gc_pic_header.png

Nine Men And Three Arks

Attention: open in a new window. PDFPrintE-mail

ArkThe Bible and Royal Arch Masonry tell us that there were nine men associated with three arks.

The men were: Shem, Ham, Japeth; Moses, Aholiab, Bezaleel; Joshua, Zerubbabel and Haggai. The arks were: Noah’s Ark, the Ark of the Covenant, and a replica of the Ark of the Covenant.

In the beginning God created the heavens and the earth and all the creatures thereon. At first He was pleased with his handiwork, but the time came when man was disobedient and thought he didn’t need God. Then God spoke to Noah. He told him to build an Ark and take into it is wife, his three sons and their wives and two of every animal.

His son’s names were Shem, Ham and Japeth. The Bible tells us that God desired to make a new start on earth with Noah and his three sons, who had not volunteered for such a mission.

After the waters of the flood subsided, and the ark came to rest on dry ground, Noah and this three sons descended, built an altar and offered a sacrifice to God. Thus was a new start made between God and those he had selected.

Moses, Aholiab and Bezaleel

At a later time, God selected another man. This time, He selected Moses. Moses - One of the great men of all times and all people; a man who spent the first two-thirds of his life being prepared for the last third of his life. ‘

Acting under God’s direction, he took a race of slaves and made them a free people. As a free people, they were to have a tabernacle, and the Ark of the Covenant. Three men, Moses, Aholiab and Bezaleel were given the task of building the tabernacle, the ark and their furnishings. The tabernacle was to be an abode for the ark, and the ark was where God would dwell so he could be near his people. Over a period of time, three things were put in the Ark. An omer of manna, Aaron’s rod and the book of the law.

The Ark was deposited in Solomon’s Temple. But because a king and his people did that which was evil in the sight of the Lord, the Temple and the Ark were destroyed. The king and his people were killed or taken as slaves away from their home and into a foreign land.

Joshua, Zerubbabel and Haggai

Royal Arch tradition tells us that there was a duplicate or copy of the Ark of the Covenant. This duplicate was found in the ruins of Solomon’s Temple when it was being rebuilt.

The three leaders of the volunteers were: Joshua (High Priest), Zerubbabel (Governor) and Haggai (Prophet). Darius, King of Persia, gave permission to the Israelite to return to Jerusalem and rebuild the temple. The journey to Jerusalem was a rough and rugged road. The building of the second temple was slow and difficult. The debris of the first temple had to be cleared, and it was in the debris that the duplicate of the Ark of the Covenant was found. The enthusiasm of some of the volunteers turned to lethargy and outright opposition was received from those who had not made the difficult passage from Persia to Jerusalem.
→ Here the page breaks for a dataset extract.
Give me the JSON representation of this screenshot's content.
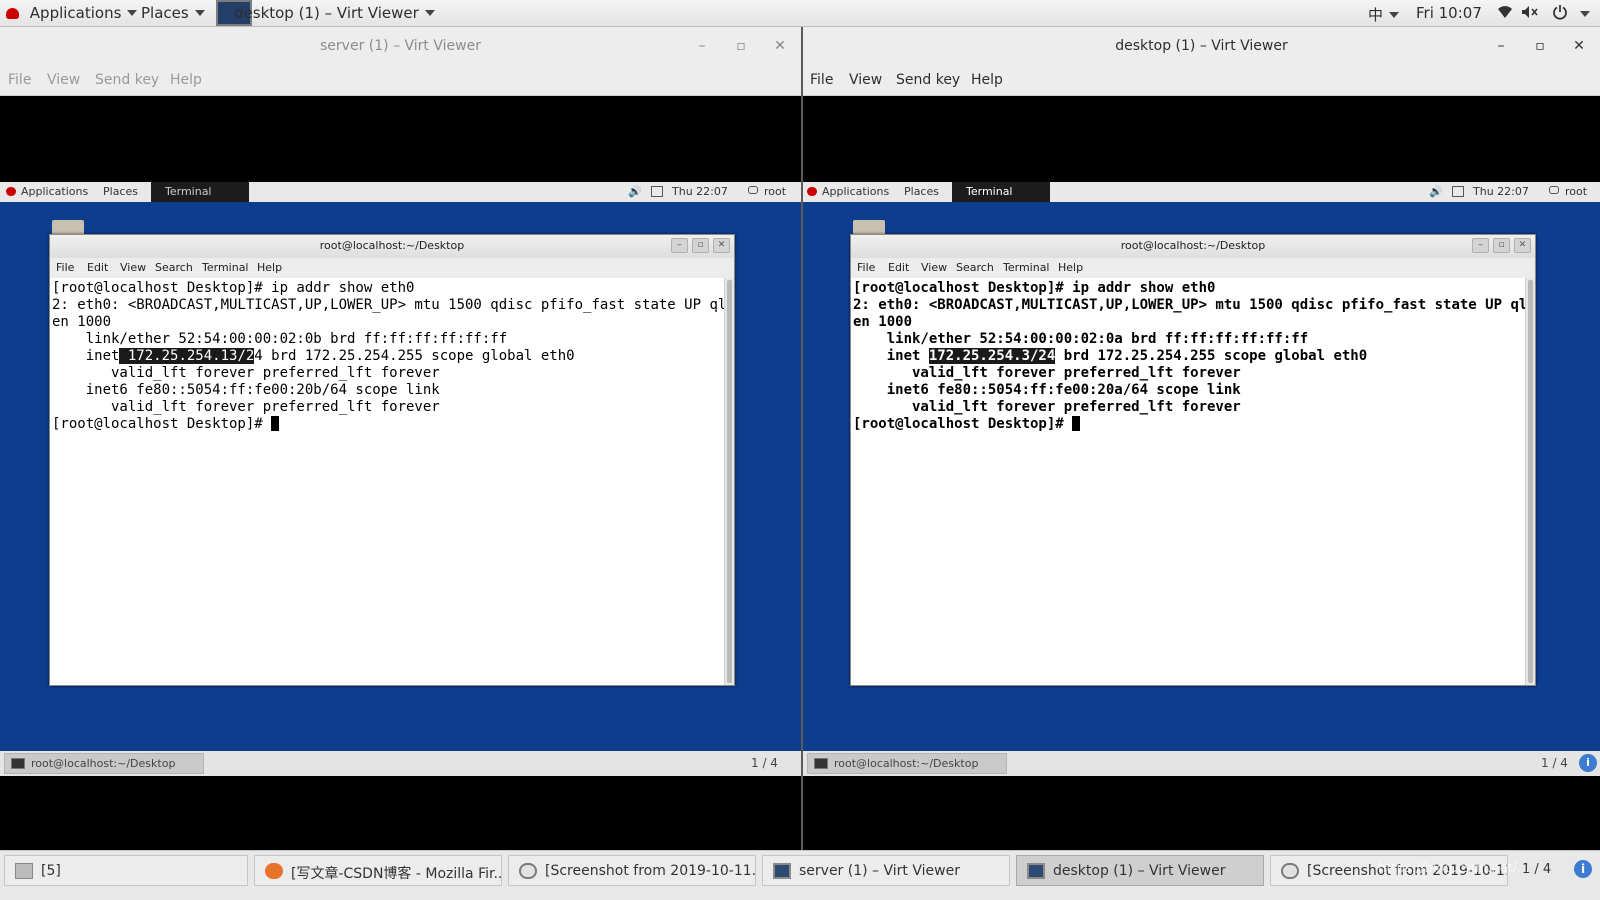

The rebuilding of the temple has a parallel to our spiritual lives. Symbolic Masonry teaches us that we should be Temples as Solomon’s Temple was. Solomon had an easy task. David prepared the way. There was no discord among the workers, and it didn’t even rain on them. Royal Arch Masonry realizes that difficulties can arise. We lose our enthusiasm, become lethargic, pick up bad habits, hear and follow bad advice and become reluctant to clear away the debris and start all over.

The discovered ark had three items in it: 1) an omer of manna to remind us that God fed his people in the wilderness; 2) Aaron’s rod to remind us to keep our temple clean; 3) The book of the law to remind us that God’s laws are as fixed and sure as any physical law.

From these nine men and three arks, I would like to make these observations without expecting every one to agree with me. Six of these nine men did not volunteer. In fact, Moses in effect said, “Get some one else.” But realizing what was expected, they followed through. It is possible to start over again. Cleaning out debris and building on the ruins may not be desirable or easy but it is possible.